Marijuana, By Air: Mexican Gangs Use Cannon to Hurl Drugs Across U.S. Border

Smugglers are using improvised cannons to shoot marijuana packs over border.

  • Share
  • Read Later
Mexicali Public Safety Department/AP

An improvised cannon that was confiscated earlier in the day in Mexicali, Mexico, Tuesday, Feb. 26, 2013.

Look out below: drug cartels are using improvised cannons to hurl packages of drugs across the border and into U.S. territory, reports the Associated Press.

Police in the border city of Mexicali seized a homemade cannons last week, according to the AP. The device, powered by an old car engine converted into an air compressor, can shoot as much as 13 kilos of marijuana from its plastic pipe more than 500 feet — more than far enough to clear the border.

(MORE: Can Obama and Peña Nieto Clear the Marijuana Smoke?)

Thanks to the scattered drug packages found on the California side of the border, authorities have long known that those cannons are at work. In Dec 2012, Reuters reported, a U.S. Border Patrol official said 85 pounds of marijuana worth as much as $42,500 was discovered near San Luis, Arizona.

After a thorough search of the area about 200 miles southwest of Phoenix, U.S. Border Patrol agents found a carbon dioxide tank used to propel objects from the cannon, according to Reuters.

(MORE: Mexico’s Peña Nieto Talks to TIME: ‘We Can Move Beyond the Drug War’)

The cannons are the smugglers’ latest creative twist in response to tightened cross-border security. In Jan 2011, National Guard troops discovered a medieval-style catapult, apparently used to launch packets of drugs, next to the border fence near the town of Naco, Ariz., according to NBC News.

A National Guard surveillance video shows how several people were testing the device before Mexican authorities disrupted their operation.

According to a 2010 report by Rand Corporation, a global policy think tank, as much as 67 percent of marijuana in the United States comes from Mexico. The Council on Foreign Relations, a U.S. foreign policy think tank, said America spends as much as $3 billion a year on border patrol.

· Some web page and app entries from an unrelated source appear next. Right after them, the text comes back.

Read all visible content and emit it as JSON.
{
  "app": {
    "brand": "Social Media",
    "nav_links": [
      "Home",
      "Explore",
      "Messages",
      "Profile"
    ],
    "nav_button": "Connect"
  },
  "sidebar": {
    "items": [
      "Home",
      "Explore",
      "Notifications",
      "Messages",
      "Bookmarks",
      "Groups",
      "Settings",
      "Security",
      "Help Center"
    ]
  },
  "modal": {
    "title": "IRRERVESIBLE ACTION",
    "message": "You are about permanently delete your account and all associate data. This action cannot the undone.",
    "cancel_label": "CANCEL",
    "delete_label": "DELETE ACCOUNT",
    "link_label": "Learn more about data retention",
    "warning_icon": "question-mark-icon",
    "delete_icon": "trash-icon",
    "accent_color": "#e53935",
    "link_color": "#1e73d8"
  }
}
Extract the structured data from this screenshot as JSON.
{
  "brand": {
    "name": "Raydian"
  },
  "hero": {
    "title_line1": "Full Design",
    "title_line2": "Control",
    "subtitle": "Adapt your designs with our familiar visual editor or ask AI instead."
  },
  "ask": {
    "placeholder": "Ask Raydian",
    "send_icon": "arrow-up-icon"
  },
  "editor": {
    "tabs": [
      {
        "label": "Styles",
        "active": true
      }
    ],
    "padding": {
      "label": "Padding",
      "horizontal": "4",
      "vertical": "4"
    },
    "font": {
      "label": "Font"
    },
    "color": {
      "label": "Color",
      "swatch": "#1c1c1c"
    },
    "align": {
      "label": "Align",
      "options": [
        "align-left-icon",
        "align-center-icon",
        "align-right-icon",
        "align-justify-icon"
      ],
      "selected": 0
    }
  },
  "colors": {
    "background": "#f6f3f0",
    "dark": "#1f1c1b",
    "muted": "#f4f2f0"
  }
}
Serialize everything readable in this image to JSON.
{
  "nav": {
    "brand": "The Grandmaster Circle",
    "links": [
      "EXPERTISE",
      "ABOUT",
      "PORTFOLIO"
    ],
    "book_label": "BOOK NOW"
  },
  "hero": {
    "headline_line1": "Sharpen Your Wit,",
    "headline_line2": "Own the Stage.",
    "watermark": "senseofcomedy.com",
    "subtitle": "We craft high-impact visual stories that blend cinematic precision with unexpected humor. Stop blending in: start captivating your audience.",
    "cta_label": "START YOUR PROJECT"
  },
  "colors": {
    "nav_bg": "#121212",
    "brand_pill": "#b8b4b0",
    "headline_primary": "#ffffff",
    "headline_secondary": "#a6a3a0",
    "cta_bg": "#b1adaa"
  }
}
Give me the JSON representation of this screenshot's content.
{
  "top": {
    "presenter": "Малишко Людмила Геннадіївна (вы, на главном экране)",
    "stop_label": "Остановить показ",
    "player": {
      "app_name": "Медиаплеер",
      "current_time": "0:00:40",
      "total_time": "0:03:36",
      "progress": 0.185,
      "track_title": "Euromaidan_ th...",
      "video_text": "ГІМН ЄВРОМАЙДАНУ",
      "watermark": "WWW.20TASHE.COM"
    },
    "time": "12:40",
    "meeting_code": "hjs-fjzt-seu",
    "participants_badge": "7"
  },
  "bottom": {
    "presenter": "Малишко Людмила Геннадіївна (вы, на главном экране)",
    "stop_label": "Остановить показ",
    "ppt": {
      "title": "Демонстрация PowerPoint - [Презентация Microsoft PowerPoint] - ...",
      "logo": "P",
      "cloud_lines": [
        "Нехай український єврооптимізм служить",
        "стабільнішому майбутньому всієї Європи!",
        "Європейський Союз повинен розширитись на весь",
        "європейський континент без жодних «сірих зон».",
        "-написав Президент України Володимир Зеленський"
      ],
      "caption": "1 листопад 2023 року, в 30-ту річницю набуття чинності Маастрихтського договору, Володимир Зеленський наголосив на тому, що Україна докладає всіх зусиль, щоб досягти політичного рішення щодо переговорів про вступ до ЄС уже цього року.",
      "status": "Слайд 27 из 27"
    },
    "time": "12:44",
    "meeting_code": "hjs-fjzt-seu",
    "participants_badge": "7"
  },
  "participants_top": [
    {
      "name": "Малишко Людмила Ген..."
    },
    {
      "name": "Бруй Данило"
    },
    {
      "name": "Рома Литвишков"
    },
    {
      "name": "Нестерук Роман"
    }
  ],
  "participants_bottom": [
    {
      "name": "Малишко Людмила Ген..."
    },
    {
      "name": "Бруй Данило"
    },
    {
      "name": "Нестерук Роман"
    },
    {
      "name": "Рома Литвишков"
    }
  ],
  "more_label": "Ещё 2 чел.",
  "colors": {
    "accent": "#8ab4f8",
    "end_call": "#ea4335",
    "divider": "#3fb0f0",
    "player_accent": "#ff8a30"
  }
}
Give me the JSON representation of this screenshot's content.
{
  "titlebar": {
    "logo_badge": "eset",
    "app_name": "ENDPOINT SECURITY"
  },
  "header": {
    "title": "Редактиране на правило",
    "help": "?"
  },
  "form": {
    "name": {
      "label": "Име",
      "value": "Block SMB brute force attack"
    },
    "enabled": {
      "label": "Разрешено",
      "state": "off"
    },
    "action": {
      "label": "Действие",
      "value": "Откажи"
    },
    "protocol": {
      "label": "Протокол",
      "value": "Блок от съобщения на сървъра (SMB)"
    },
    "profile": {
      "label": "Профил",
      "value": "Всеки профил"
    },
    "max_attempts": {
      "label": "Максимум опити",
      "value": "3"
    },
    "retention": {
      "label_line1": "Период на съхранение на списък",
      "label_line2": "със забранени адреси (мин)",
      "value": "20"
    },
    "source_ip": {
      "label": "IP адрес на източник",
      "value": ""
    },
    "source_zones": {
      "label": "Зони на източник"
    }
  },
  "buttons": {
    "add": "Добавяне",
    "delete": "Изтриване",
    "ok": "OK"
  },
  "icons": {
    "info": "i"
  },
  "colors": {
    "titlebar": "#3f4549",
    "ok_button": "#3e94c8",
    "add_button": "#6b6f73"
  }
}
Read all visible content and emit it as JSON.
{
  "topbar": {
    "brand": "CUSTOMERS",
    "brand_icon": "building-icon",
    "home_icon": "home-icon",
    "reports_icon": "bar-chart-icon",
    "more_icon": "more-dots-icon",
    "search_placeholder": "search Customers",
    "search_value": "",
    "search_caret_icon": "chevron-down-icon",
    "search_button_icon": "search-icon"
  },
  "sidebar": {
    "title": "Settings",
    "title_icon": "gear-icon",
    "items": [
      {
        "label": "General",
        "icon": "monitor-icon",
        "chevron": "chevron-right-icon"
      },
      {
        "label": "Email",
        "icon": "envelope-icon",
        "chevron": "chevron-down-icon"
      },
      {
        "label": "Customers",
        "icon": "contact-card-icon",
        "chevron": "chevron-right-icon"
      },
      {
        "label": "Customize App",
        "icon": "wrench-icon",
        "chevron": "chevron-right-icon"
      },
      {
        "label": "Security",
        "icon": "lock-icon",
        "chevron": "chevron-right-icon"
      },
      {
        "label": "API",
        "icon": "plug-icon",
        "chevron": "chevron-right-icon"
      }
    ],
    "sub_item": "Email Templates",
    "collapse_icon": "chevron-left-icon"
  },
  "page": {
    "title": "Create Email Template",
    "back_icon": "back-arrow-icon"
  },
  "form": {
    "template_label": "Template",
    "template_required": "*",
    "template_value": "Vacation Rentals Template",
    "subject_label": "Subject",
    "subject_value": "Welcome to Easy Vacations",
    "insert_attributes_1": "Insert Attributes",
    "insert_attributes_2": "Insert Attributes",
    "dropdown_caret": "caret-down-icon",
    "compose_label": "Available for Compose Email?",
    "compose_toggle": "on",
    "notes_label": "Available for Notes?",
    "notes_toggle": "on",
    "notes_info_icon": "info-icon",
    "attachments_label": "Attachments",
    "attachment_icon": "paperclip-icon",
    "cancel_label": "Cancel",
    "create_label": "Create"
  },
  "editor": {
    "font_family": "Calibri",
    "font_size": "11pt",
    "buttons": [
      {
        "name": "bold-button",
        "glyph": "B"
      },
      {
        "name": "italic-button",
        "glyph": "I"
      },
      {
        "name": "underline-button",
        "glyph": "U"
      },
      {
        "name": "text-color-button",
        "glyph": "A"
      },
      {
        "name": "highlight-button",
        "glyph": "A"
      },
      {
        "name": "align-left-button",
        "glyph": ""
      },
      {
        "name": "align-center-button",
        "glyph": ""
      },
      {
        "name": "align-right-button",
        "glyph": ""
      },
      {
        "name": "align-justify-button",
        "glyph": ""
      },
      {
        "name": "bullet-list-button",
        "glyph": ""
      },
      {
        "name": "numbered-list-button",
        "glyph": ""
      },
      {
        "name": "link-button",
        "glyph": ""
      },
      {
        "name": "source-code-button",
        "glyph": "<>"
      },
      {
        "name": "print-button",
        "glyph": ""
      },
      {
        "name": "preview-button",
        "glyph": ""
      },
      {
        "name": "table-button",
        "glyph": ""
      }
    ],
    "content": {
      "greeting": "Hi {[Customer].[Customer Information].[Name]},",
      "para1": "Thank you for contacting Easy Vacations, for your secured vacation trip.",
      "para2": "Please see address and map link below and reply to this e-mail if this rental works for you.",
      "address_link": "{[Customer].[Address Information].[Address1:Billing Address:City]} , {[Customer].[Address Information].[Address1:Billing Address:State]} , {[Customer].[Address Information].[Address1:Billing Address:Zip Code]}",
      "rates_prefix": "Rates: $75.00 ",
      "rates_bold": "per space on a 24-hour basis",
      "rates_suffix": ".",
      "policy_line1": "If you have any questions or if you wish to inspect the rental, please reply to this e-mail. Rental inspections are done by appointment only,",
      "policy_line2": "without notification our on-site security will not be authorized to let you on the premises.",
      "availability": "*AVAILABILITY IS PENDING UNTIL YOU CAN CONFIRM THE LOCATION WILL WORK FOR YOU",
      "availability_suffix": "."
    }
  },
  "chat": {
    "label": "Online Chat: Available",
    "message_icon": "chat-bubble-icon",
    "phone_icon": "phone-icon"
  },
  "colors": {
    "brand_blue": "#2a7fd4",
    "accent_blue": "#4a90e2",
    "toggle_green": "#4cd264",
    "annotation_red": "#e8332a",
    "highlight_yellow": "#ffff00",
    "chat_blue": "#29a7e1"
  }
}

MORE: Back to the Future: What’s Next for Mexico’s Drug War